● **What needs to be done**
If a record holds a picture, leave the picture out and print everything else exactly.

● **Material supplied**
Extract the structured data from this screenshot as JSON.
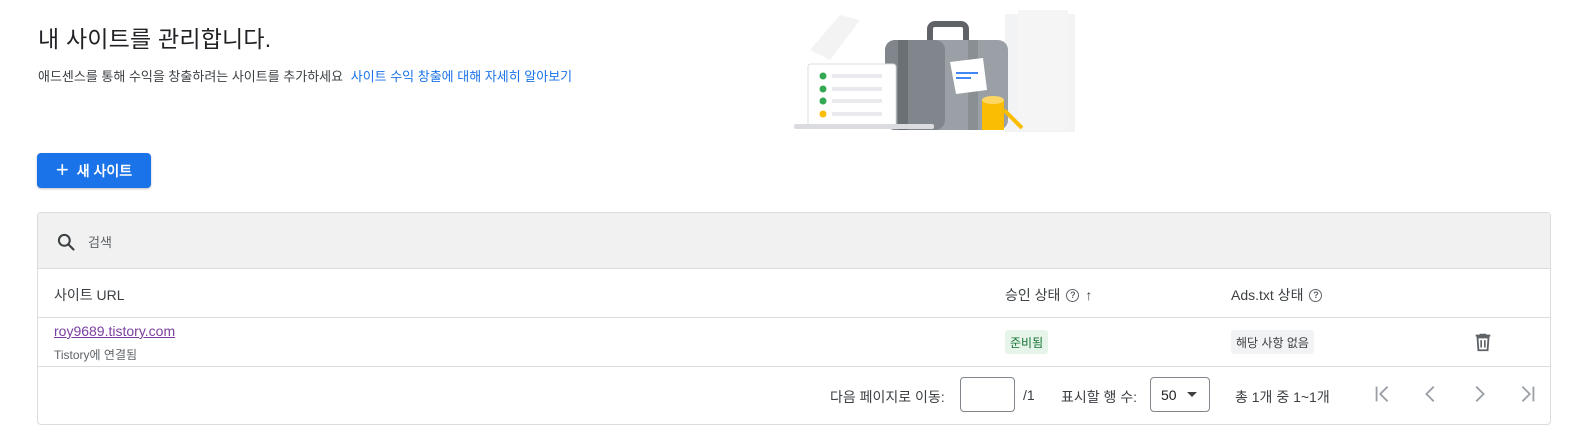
{
  "header": {
    "title": "내 사이트를 관리합니다.",
    "subtitle": "애드센스를 통해 수익을 창출하려는 사이트를 추가하세요",
    "learn_more_link": "사이트 수익 창출에 대해 자세히 알아보기"
  },
  "actions": {
    "new_site_plus": "+",
    "new_site_label": "새 사이트"
  },
  "search": {
    "placeholder": "검색"
  },
  "table": {
    "columns": {
      "site_url": "사이트 URL",
      "approval_status": "승인 상태",
      "ads_txt_status": "Ads.txt 상태"
    },
    "help_glyph": "?",
    "sort_glyph": "↑",
    "rows": [
      {
        "url": "roy9689.tistory.com",
        "connection": "Tistory에 연결됨",
        "approval": "준비됨",
        "ads_txt": "해당 사항 없음"
      }
    ]
  },
  "pagination": {
    "goto_label": "다음 페이지로 이동:",
    "page_value": "",
    "total_pages": "/1",
    "rows_label": "표시할 행 수:",
    "rows_value": "50",
    "range_text": "총 1개 중 1~1개"
  },
  "colors": {
    "primary": "#1a73e8",
    "approved_bg": "#e6f4ea",
    "approved_text": "#137333",
    "visited_link": "#7b3fa0"
  },
  "icons": [
    "plus-icon",
    "search-icon",
    "help-icon",
    "sort-up-icon",
    "trash-icon",
    "first-page-icon",
    "prev-page-icon",
    "next-page-icon",
    "last-page-icon",
    "caret-down-icon"
  ]
}
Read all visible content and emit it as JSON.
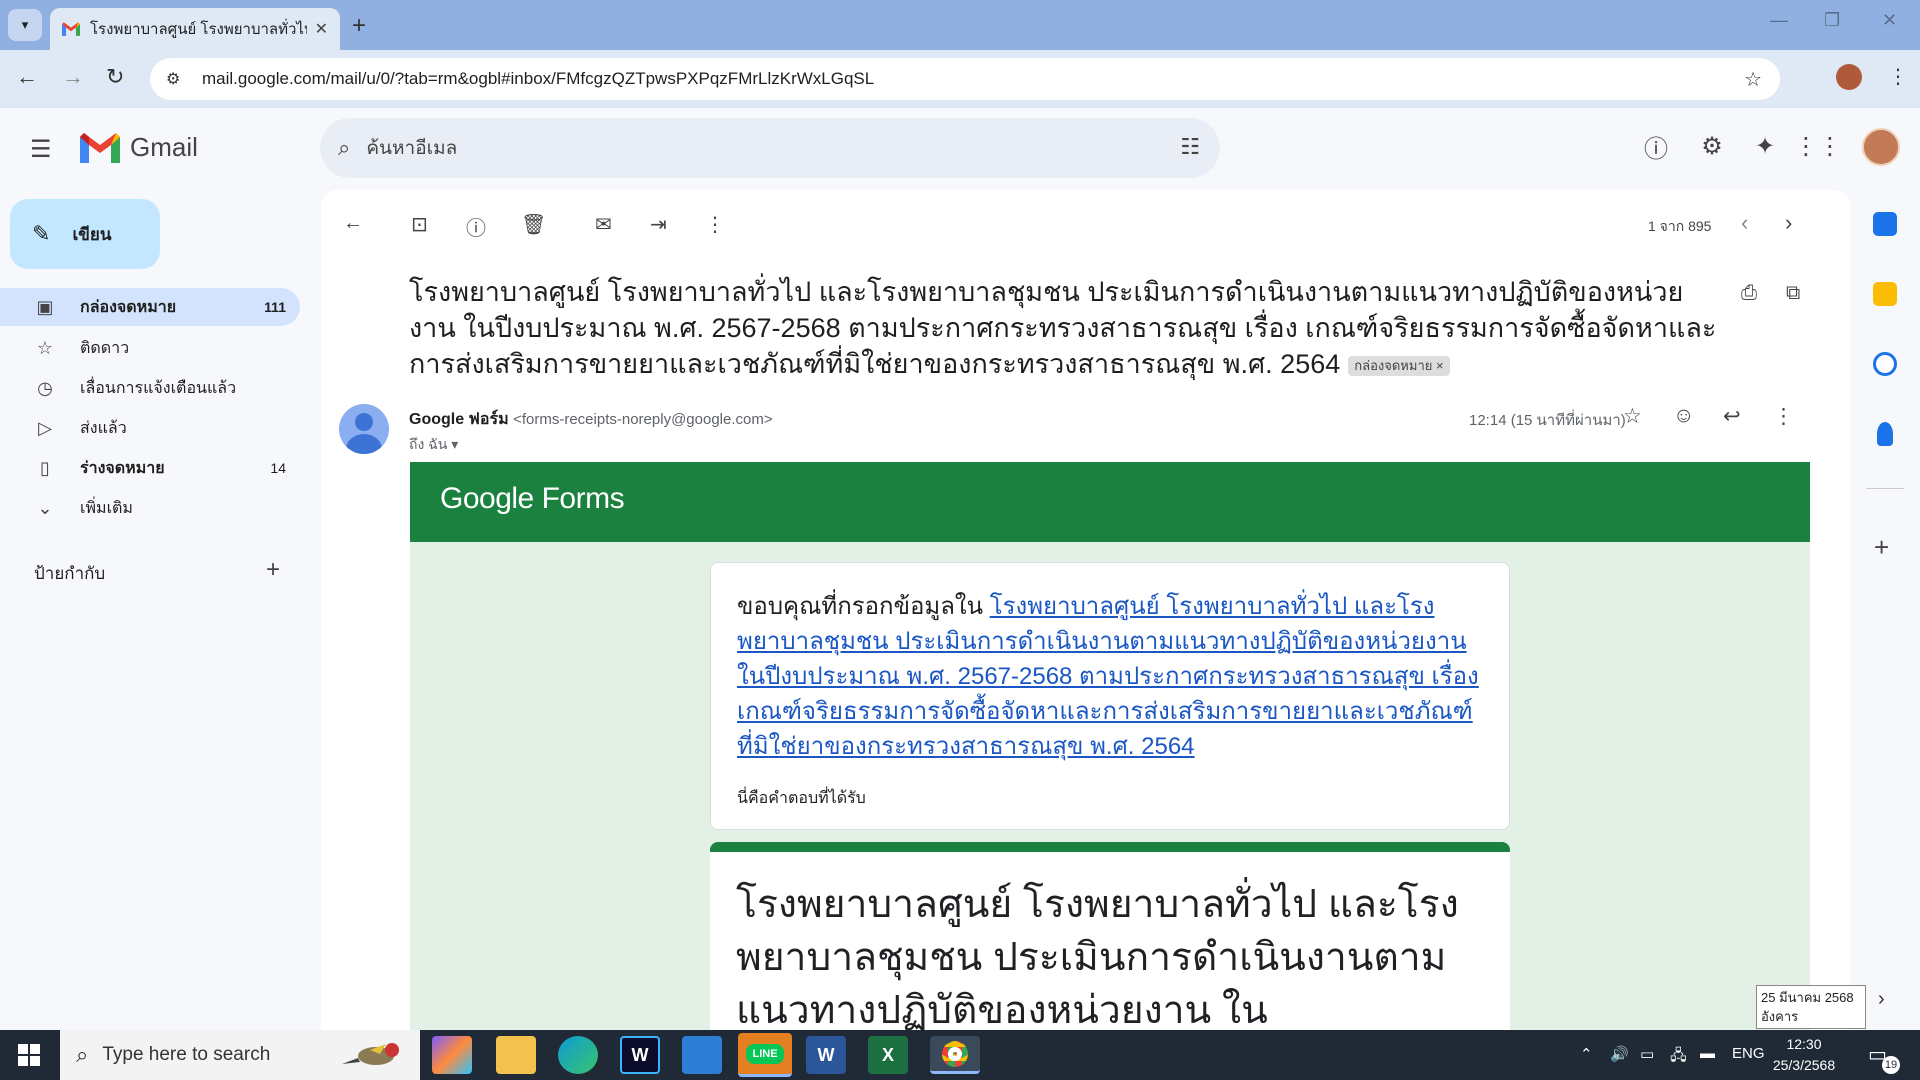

● **Answer to this exercise**
Extract the structured data from this screenshot as JSON.
{
  "header": {
    "title": "내 사이트를 관리합니다.",
    "subtitle": "애드센스를 통해 수익을 창출하려는 사이트를 추가하세요",
    "learn_more_link": "사이트 수익 창출에 대해 자세히 알아보기"
  },
  "actions": {
    "new_site_plus": "+",
    "new_site_label": "새 사이트"
  },
  "search": {
    "placeholder": "검색"
  },
  "table": {
    "columns": {
      "site_url": "사이트 URL",
      "approval_status": "승인 상태",
      "ads_txt_status": "Ads.txt 상태"
    },
    "help_glyph": "?",
    "sort_glyph": "↑",
    "rows": [
      {
        "url": "roy9689.tistory.com",
        "connection": "Tistory에 연결됨",
        "approval": "준비됨",
        "ads_txt": "해당 사항 없음"
      }
    ]
  },
  "pagination": {
    "goto_label": "다음 페이지로 이동:",
    "page_value": "",
    "total_pages": "/1",
    "rows_label": "표시할 행 수:",
    "rows_value": "50",
    "range_text": "총 1개 중 1~1개"
  },
  "colors": {
    "primary": "#1a73e8",
    "approved_bg": "#e6f4ea",
    "approved_text": "#137333",
    "visited_link": "#7b3fa0"
  },
  "icons": [
    "plus-icon",
    "search-icon",
    "help-icon",
    "sort-up-icon",
    "trash-icon",
    "first-page-icon",
    "prev-page-icon",
    "next-page-icon",
    "last-page-icon",
    "caret-down-icon"
  ]
}
Read all visible content and emit it as JSON.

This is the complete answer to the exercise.